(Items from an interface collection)
#####

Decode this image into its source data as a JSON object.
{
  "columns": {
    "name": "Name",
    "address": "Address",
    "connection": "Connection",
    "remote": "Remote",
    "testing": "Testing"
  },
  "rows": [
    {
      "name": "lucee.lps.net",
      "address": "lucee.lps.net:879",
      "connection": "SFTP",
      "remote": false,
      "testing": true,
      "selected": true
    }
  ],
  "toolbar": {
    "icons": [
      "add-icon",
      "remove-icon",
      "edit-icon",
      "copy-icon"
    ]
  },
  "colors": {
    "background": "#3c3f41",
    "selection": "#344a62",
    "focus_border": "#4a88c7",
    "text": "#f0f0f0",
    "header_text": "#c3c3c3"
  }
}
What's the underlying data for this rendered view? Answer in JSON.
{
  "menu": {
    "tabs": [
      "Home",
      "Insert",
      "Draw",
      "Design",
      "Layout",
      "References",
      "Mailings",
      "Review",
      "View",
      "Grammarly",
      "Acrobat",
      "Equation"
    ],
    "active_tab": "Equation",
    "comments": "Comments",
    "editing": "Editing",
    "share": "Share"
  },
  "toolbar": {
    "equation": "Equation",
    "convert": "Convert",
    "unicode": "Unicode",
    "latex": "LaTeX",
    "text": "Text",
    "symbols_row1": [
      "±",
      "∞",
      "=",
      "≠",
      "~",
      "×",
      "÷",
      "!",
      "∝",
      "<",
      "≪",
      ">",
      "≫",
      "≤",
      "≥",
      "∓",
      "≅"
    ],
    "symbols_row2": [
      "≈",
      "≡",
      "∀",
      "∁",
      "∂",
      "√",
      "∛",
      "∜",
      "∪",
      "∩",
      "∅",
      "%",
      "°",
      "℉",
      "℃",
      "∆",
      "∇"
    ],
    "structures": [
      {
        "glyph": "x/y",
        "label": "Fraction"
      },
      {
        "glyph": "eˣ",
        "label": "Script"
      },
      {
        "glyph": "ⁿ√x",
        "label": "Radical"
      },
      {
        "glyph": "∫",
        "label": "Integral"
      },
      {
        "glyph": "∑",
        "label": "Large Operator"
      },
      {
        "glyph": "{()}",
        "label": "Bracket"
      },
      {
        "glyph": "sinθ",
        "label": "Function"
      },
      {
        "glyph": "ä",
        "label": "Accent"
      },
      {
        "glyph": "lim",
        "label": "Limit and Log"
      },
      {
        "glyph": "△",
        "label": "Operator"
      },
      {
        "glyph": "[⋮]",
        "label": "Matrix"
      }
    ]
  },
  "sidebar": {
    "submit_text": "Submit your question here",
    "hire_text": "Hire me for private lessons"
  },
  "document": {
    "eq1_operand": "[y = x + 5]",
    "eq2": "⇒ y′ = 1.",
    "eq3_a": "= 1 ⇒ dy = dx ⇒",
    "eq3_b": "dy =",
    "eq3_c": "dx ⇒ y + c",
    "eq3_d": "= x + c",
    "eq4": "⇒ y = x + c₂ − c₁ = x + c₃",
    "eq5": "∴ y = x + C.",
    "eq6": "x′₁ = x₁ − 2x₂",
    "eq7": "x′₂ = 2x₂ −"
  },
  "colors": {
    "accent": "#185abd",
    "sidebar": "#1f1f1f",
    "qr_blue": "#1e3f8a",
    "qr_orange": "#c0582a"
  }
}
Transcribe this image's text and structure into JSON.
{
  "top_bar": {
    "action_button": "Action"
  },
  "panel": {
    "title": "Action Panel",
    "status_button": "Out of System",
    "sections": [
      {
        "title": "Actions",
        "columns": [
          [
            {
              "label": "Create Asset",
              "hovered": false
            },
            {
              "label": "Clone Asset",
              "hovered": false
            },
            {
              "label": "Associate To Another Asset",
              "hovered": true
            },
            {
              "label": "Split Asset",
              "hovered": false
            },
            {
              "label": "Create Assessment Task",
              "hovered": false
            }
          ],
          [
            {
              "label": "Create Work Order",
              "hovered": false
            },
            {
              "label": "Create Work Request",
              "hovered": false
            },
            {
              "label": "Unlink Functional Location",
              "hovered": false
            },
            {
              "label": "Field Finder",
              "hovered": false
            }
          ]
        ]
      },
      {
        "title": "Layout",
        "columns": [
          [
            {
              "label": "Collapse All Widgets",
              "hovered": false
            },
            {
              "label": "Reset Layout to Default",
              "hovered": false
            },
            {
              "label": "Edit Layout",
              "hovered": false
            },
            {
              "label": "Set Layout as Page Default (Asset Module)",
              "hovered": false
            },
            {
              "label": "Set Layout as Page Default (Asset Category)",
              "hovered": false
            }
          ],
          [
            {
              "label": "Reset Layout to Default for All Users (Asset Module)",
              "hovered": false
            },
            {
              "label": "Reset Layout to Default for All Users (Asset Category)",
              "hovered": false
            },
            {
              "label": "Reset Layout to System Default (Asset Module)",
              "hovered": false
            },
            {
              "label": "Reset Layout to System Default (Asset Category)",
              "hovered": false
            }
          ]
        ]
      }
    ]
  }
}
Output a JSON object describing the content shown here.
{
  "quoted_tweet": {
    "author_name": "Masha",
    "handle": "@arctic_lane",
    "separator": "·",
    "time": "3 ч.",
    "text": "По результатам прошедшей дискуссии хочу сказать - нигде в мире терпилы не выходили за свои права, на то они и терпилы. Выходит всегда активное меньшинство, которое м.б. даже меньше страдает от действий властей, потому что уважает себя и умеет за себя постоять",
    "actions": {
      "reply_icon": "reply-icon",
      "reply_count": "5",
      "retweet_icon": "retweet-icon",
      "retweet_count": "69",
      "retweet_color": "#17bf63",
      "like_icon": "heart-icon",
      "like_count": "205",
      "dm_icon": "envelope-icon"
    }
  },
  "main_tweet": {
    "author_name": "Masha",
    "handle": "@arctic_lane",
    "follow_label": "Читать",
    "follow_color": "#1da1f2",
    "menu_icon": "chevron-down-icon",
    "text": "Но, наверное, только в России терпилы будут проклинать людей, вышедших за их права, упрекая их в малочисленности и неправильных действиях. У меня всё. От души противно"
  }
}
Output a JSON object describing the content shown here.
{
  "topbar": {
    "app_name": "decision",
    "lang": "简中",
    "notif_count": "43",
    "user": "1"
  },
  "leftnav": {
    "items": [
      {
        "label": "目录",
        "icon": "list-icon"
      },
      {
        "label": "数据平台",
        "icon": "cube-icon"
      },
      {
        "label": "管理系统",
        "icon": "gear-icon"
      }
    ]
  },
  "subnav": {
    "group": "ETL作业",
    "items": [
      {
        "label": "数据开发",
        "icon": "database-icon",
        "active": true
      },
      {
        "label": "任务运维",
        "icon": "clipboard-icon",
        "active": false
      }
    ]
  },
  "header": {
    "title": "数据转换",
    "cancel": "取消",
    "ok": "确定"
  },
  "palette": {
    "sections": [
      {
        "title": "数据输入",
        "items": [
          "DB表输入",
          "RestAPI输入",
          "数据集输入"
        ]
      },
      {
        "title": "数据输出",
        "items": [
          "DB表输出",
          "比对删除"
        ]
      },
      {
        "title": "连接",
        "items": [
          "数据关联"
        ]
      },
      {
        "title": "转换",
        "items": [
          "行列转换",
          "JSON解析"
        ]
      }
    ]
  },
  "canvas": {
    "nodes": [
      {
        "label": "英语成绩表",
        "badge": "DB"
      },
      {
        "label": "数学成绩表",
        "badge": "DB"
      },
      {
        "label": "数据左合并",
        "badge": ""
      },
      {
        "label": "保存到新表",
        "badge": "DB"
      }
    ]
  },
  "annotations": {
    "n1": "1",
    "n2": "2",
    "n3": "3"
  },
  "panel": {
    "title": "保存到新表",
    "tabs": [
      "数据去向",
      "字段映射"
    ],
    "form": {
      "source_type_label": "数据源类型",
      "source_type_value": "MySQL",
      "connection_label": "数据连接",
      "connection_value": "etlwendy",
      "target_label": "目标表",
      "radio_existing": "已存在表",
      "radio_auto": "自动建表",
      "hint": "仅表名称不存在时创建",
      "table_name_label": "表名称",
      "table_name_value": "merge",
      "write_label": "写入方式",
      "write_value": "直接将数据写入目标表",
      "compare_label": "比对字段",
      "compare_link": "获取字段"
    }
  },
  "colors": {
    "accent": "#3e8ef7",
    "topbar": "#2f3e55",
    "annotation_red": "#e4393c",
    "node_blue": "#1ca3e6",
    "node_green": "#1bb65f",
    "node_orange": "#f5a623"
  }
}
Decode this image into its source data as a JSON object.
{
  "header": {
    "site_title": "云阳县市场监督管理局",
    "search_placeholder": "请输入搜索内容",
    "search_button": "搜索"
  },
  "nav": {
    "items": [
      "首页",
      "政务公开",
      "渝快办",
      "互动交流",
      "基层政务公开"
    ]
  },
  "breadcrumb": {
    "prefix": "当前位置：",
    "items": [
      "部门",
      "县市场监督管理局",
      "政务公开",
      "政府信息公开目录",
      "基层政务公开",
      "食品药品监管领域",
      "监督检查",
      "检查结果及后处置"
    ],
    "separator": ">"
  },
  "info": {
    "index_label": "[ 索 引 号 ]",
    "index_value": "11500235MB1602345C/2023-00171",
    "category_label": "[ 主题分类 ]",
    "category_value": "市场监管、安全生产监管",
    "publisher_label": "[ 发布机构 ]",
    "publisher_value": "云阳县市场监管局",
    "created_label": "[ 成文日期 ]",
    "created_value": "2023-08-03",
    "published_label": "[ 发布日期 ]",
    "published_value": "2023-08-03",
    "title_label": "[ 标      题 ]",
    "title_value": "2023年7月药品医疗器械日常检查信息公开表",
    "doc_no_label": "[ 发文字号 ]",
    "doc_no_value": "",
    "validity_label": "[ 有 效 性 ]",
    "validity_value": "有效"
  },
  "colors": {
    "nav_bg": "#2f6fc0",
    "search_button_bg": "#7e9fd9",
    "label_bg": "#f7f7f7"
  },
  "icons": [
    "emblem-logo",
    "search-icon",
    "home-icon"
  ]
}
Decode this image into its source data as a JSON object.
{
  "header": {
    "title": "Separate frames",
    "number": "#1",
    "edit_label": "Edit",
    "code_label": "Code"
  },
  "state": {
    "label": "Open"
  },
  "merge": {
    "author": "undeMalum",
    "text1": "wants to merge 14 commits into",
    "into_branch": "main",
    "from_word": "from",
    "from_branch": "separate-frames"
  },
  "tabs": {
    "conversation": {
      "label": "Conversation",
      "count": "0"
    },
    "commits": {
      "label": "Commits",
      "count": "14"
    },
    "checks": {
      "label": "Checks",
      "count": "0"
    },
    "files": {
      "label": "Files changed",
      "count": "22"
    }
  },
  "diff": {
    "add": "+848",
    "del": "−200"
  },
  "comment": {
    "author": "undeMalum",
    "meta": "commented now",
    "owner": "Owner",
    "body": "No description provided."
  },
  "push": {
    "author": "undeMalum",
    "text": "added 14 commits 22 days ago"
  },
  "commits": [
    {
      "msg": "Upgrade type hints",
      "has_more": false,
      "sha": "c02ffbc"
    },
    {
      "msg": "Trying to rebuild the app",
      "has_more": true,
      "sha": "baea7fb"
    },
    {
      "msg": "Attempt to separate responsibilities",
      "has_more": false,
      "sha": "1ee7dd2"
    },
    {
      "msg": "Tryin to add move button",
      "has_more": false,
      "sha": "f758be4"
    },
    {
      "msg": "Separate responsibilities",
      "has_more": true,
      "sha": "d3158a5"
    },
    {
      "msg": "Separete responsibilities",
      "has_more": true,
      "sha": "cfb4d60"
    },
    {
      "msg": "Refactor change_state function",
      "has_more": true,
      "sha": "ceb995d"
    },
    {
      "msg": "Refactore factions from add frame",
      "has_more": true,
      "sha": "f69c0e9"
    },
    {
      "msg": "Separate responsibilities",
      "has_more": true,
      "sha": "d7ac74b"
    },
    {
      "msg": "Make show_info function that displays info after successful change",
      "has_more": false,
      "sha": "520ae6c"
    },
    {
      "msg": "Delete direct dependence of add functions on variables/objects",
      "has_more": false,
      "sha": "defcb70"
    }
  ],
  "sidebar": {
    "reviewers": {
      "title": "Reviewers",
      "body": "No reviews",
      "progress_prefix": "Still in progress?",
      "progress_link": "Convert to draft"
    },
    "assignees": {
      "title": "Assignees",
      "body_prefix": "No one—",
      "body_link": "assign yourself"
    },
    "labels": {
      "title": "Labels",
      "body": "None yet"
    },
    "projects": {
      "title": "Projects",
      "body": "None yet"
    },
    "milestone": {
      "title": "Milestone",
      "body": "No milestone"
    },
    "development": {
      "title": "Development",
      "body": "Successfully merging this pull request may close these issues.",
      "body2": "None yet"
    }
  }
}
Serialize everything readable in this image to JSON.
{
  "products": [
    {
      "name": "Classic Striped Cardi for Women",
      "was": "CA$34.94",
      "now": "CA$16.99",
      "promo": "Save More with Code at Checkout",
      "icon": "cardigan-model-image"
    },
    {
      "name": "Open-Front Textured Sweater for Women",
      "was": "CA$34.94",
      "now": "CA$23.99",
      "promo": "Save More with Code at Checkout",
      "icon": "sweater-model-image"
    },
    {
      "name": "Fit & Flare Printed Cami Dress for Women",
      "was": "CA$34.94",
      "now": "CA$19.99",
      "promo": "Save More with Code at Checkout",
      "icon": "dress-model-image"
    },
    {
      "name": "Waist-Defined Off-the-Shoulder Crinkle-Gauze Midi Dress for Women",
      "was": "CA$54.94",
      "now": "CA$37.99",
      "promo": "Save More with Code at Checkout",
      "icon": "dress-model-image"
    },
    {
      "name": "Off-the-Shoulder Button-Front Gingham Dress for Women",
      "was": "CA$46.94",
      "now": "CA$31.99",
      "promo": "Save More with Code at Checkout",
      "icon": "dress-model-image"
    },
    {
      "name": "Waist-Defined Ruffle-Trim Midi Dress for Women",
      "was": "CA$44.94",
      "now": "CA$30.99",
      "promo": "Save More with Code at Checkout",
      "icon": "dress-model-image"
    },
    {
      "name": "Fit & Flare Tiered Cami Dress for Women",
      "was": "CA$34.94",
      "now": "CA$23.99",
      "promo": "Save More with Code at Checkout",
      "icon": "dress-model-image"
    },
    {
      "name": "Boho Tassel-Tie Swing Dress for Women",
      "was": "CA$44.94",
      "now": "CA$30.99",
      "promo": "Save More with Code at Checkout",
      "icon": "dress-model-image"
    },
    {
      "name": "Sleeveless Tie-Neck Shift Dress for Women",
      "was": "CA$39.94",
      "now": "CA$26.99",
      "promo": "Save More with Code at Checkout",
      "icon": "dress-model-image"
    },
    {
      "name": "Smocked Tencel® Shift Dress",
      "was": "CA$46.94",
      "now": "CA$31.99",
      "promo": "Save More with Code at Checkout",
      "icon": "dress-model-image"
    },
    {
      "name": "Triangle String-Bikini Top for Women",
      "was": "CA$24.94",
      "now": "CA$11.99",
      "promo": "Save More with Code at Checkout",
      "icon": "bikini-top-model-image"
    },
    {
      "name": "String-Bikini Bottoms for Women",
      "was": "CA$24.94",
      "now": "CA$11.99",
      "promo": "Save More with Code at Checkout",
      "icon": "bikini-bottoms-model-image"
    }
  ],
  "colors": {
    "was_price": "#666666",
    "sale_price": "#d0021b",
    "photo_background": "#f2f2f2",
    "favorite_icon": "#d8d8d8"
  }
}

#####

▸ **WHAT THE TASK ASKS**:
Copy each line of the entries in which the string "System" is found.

▸ **ANSWER TO THIS EXERCISE**:
    "status_button": "Out of System",
              "label": "Reset Layout to System Default (Asset Module)",
              "label": "Reset Layout to System Default (Asset Category)",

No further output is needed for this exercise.